How Those Nuns Used to Whack Me…

The Magdalene Sisters is to Irish nuns what Mommy Dearest is to Hollywood mothers.

Peter Mullan’s controversial, occasionally brilliant, exposé of the horrifying trade in female flesh perpetrated in the 1970s by Catholic nuns in Ireland drags us through a series of atrocities that conjure images from Schindler’s List. Only, where the Speilberg film did not elicit a boycott out front of Maders or Karl Ratzsch’s, Mullan’s film may tend to encourage even more Catholic bashing than we have hitherto witnessed in this fast-paganizing land.

Mullan describes one part of the large tragedy by following the plight of four girls “imprisoned” as laundry servants in a Magdalene Asylum in 1976. Over the course of four years, they suffer the twisted tyranny of a cabal of repressed, sex-obsessed nuns and the lecherous priests who support them. The girls are shut up in this holy hell by their parents, who, cowed by the local clergy (and that nasty Catholic religion), think the nuns will make saints of their wayward girls. Actually, only two of the girls are technically “wayward.” Two others are true victims: one raped at a wedding by a popular local boy, the other spirited away from an orphanage before causing scandal, as she is too fully formed and boy-curious.

The girls (played with great conviction by Anne-Marie Duff, Nora-Jane Noone, Eileen Walsh, and Dorothy Duffy) suffer deprivation, beatings, verbal humiliation, and sexual abuse. Awful material to sit through for two hours. Especially as the sadism gets dished out under the “guidance” of one of the most villainous female characters I have ever seen in film – the pinched, thin-lipped matriarch in this dark palace of the Sisters of Mercy, Sister Bridget (played with demonic intensity by Geraldine McEwan), a figurehead who makes Big Nurse seem like Ingrid Bergman.

As a social problem film, this one has all the purgative qualities of Requiem for a Dream. It details the horrible descent into Chaos of these girls with unflinching accuracy, allowing the viewer not a single moment to take a refreshing breath. When one of the girls is rescued by her brother, instead of a sigh of relief, we get her turning on him with the line, “Where were you four [expletive] years ago.” In fact, the film’s postscript continues to ply the thumb screws, informing us that the girls all met bad ends after leaving the Asylum – one growing old, bitter, and single; one passing through three failed marriages; one descending toward madness and dying of anorexia at twenty-four; and the last marrying and living as a contented and devout Catholic.

Yes, the film suggests as much. Damn those Catholics, bad lot all. This ugly little window into a genuinely rotten chapter in the history of the Church allows no exceptions – not a single humane priest or nun so much as wipes the brow of one of the girls. All are lecherous, penurious, small-minded hypocrites who use religion as means to exploit the weak. This part stands for the whole, Mullan more than suggests.

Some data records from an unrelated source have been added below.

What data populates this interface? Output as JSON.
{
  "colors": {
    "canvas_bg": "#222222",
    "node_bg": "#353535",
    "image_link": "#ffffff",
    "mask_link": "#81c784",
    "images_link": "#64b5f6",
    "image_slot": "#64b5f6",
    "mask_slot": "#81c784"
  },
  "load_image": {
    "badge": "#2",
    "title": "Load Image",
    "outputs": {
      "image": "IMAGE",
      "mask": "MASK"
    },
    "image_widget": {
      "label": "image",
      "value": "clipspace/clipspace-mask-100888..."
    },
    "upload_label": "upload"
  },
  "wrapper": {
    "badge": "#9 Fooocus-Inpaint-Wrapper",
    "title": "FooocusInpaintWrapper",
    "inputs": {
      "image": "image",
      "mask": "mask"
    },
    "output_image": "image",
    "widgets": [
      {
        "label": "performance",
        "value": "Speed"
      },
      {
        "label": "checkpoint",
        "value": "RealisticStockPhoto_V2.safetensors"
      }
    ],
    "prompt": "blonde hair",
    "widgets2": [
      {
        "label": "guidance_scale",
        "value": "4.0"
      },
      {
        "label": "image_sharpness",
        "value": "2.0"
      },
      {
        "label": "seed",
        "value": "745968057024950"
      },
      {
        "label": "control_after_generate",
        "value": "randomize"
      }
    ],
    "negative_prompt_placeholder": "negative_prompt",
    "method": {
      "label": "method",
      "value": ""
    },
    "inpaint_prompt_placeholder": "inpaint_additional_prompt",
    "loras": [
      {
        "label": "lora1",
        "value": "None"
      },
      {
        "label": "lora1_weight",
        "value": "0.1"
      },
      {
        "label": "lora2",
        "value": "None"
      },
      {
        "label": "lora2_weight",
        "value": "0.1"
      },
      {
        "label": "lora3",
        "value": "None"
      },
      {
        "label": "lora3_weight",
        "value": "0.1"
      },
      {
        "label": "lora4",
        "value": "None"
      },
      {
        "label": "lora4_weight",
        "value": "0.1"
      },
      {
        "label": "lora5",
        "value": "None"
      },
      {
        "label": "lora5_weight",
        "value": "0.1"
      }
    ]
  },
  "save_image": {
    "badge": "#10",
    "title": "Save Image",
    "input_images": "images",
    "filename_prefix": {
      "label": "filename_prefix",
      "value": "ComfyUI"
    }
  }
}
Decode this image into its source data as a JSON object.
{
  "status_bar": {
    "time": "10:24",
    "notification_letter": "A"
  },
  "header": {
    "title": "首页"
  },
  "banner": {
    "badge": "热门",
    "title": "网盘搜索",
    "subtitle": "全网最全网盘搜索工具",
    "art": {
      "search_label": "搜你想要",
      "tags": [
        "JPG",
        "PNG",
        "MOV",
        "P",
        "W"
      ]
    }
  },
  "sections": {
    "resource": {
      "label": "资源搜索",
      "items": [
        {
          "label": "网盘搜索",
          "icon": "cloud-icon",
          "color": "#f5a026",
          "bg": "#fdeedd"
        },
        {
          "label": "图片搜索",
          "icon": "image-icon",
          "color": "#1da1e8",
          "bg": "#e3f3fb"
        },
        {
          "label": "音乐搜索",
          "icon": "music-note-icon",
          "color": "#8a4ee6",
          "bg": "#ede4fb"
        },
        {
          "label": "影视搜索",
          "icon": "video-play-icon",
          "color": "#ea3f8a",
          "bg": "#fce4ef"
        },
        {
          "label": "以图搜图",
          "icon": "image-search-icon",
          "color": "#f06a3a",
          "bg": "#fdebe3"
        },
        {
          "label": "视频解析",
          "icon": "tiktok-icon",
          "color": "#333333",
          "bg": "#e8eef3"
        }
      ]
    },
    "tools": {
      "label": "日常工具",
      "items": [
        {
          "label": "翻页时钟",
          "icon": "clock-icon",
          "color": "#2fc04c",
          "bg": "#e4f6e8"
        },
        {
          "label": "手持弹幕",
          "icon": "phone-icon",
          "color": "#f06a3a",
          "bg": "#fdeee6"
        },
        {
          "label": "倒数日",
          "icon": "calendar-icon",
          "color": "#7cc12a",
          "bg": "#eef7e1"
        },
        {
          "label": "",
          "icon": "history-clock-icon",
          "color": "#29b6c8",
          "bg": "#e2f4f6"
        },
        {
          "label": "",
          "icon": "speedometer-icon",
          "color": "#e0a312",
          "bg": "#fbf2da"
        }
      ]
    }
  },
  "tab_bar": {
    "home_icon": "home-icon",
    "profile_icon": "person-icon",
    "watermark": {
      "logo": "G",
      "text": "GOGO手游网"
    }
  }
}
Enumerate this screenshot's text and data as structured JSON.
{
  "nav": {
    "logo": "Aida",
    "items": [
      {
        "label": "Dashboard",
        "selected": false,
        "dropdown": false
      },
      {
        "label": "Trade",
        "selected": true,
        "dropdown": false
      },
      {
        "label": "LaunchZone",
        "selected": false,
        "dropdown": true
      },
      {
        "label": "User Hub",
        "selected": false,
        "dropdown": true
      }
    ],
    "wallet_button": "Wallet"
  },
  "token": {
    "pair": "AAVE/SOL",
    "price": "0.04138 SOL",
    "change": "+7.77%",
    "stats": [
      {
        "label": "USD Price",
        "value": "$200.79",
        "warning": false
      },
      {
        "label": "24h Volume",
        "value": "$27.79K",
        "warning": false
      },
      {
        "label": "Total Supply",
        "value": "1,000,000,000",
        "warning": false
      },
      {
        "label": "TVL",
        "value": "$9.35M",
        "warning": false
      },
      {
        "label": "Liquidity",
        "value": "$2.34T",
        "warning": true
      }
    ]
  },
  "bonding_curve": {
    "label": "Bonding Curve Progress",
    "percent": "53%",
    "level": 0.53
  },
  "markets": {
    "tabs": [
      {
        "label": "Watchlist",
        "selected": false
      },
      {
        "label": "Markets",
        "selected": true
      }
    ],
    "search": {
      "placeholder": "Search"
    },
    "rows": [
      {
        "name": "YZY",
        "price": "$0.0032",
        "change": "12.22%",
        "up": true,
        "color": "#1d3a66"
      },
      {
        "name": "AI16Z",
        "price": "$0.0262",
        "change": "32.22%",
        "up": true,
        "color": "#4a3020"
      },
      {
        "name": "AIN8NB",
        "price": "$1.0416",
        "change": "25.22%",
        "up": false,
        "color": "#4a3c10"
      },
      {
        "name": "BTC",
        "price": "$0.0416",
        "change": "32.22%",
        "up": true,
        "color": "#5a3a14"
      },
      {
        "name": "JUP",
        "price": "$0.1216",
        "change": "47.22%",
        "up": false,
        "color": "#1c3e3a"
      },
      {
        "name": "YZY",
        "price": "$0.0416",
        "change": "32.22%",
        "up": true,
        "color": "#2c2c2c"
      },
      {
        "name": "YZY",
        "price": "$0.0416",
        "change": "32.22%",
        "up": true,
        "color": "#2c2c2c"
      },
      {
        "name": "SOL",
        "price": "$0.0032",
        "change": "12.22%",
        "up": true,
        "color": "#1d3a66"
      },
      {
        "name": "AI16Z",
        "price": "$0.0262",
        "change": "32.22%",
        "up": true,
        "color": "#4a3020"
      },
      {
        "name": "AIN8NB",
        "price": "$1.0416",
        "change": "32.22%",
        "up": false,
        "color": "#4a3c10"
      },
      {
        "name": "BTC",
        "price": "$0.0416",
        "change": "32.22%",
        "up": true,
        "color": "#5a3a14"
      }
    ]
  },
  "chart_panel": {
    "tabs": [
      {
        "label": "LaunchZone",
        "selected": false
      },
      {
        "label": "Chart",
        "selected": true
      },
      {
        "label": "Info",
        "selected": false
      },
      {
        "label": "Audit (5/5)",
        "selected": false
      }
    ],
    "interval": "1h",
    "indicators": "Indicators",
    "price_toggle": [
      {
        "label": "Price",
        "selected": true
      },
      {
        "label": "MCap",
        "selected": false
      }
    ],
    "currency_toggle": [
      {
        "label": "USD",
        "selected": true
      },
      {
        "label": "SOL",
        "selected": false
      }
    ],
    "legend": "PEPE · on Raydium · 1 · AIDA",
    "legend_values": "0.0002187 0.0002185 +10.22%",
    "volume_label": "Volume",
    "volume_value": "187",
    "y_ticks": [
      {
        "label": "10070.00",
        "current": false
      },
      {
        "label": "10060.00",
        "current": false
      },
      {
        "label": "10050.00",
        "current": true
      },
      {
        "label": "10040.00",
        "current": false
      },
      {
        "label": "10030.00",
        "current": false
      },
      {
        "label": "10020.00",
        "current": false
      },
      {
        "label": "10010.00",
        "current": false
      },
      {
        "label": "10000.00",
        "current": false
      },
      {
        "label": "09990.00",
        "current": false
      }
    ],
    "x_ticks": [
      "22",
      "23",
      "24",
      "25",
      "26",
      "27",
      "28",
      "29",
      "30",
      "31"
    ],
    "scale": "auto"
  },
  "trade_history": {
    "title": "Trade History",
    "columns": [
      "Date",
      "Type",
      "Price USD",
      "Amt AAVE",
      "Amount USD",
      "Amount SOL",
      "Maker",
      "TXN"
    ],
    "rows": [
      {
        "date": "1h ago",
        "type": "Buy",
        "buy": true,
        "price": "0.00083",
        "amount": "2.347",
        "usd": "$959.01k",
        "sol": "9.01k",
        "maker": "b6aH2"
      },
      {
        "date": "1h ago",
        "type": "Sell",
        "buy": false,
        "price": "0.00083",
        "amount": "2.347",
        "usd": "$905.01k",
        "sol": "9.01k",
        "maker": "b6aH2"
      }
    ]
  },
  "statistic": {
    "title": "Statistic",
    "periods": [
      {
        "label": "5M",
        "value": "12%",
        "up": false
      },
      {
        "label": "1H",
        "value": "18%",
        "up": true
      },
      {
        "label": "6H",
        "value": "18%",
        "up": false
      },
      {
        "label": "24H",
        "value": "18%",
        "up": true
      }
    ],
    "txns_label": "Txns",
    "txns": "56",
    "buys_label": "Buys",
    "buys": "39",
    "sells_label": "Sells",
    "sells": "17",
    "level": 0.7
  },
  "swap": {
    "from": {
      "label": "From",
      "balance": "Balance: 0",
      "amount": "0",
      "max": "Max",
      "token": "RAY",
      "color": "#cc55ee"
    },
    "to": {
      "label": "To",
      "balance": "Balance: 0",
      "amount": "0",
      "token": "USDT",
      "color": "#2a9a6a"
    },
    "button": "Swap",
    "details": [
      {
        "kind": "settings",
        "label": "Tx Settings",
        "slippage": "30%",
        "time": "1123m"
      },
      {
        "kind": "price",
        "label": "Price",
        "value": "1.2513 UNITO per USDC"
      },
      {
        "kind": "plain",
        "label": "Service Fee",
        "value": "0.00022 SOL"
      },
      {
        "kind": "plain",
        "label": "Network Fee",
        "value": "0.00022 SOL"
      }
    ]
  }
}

And just there, at the self-righteous heart of this well-crafted bit of propaganda disguised as history, all sane people should pause and say, “Stop!”

Were The Magdalene Sisters a film about other groups, be they religious groups like Muslims, Jews, and New Age neo-hippies, or racial, ethnic and social groups like blacks, the Polish, and gays – we would say “stop.” But it is apparently open season on Christians now, Catholic Christians here. And, apparently, two thousand years of persecution directed against Christians throughout the world is not example enough for we enlightened Americans to learn that civilized nations can become uncivilized very rapidly.

The cruelty of this little sect of Magdalene sisters deserved to be exposed. May those who do such things to other human beings be damned, especially those who do it in the name of God.

But we had better start measuring our blows, lest in our blustering rage we strike down the virtuous with the vicious.